A steak fajita burrito in Lakewood, Colorado. A Texas juvenile center employee confessed to stealing more than $1 million worth of fajitas. Joe Amon/The Denver Post via Getty Images

Everything's big in Texas—including this alleged theft: $1.2 million worth of fajitas over the past nine years.

An employee from the Cameron County Justice Department in San Benito, a city about 10 miles north of the U.S. Mexico border, allegedly stole shipments of fajitas, District Attorney Luis Saenz told The Brownsville Herald.

He was arrested on a felony charge of first-degree theft.

This spicy story unfolded when Gilberto Escaramilla decided to take a day off on August 7 for a medical appointment. A driver from Labatt Food Service in the city of Harlingen—the juvenile justice department's meat vendor—called the kitchen to notify it about the delivery of 800 pounds of fajitas, but the woman who answered the call said the center did not serve fajitas. After hearing this, the delivery man said he had been shipping fajitas to the juvenile justice department for nine years, Saenz told the newspaper.

Escaramilla lost his job on August 8 and was arrested the following day. Once the District Attorney's Office Investigations Unit was able to get a search warrant, officers allegedly found plenty of fajitas in his house.

"If it wasn't so serious, you'd think it was a Saturday Night Live skit. But this is the real thing," Saenz said.
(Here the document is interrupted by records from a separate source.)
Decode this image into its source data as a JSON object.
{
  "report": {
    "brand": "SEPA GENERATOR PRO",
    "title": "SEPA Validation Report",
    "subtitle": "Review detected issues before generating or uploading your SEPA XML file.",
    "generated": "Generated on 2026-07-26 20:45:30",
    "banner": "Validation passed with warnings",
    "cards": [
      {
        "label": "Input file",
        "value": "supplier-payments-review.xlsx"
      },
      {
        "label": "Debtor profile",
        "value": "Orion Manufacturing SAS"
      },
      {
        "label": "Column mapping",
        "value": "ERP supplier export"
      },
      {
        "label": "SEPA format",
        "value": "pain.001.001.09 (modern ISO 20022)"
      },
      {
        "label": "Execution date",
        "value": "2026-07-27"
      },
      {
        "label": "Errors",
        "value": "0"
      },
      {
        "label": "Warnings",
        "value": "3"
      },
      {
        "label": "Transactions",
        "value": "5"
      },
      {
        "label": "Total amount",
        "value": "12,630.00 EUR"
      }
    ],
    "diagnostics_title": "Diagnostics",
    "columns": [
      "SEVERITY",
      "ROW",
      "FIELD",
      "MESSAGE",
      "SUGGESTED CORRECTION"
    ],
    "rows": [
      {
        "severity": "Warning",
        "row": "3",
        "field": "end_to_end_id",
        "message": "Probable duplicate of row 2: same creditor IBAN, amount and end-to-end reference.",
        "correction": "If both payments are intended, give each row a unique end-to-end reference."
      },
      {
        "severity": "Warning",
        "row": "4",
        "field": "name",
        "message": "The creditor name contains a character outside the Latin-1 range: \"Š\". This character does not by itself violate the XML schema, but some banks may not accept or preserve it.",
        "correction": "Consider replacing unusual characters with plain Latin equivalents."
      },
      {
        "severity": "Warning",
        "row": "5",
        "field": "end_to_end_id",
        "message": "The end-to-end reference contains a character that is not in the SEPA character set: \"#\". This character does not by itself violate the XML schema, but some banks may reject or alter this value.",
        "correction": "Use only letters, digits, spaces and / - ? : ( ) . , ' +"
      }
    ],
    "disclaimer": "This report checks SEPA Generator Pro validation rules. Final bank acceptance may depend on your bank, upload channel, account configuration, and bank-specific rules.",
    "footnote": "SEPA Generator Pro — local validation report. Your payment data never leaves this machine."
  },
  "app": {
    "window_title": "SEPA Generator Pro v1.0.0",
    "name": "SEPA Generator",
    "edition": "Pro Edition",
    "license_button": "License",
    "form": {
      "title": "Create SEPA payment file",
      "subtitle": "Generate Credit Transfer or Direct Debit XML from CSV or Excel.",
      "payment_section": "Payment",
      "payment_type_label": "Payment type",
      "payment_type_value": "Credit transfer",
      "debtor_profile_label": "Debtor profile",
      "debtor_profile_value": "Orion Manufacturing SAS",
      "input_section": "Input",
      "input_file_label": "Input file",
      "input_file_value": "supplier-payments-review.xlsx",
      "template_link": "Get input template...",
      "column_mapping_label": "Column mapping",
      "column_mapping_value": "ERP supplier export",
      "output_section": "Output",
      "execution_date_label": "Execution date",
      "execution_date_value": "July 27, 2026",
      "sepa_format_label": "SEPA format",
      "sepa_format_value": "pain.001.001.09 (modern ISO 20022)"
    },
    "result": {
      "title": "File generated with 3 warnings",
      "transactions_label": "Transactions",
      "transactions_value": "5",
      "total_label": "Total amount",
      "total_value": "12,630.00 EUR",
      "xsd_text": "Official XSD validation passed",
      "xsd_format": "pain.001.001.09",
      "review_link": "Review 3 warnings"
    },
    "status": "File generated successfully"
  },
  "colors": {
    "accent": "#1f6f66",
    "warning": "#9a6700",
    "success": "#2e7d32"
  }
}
The value of the fajita orders oscillated between $2,500 and $30,000 at a time. While Escaramilla went to jail and made bond, the DA's office found more evidence.

After Labatt Food Service and the County Auditor's Office provided more shipping documents in the form of invoices, vouchers and purchase orders, the unit concluded that Escaramilla had stolen $1,251,578 worth of fajitas, The Brownsville Herald reported.

"[Escaramilla] would literally, on the day he ordered them, deliver them to customers he had already lined up," Saenz told the publication. 'We've been able to uncover two of his purchasers, and they are in cooperation with the investigation."

Escaramilla's fraud signaled a "total failure of the chain of command," Saenz told the newspaper, since the juvenile justice department had been exceeding "its line item budget consistently." He added that "people were signing off on these things. It's upsetting because the auditor gets a detailed invoice where it states the breakdown of what's delivered, so they should've seen it."

In light of Escaramilla's alleged mischief, Chief Juvenile Probation Officer Rose Gomez announced that the juvenile justice department would review and establish "procedures, controls and safeguards to avoid a recurrence of this type of situation."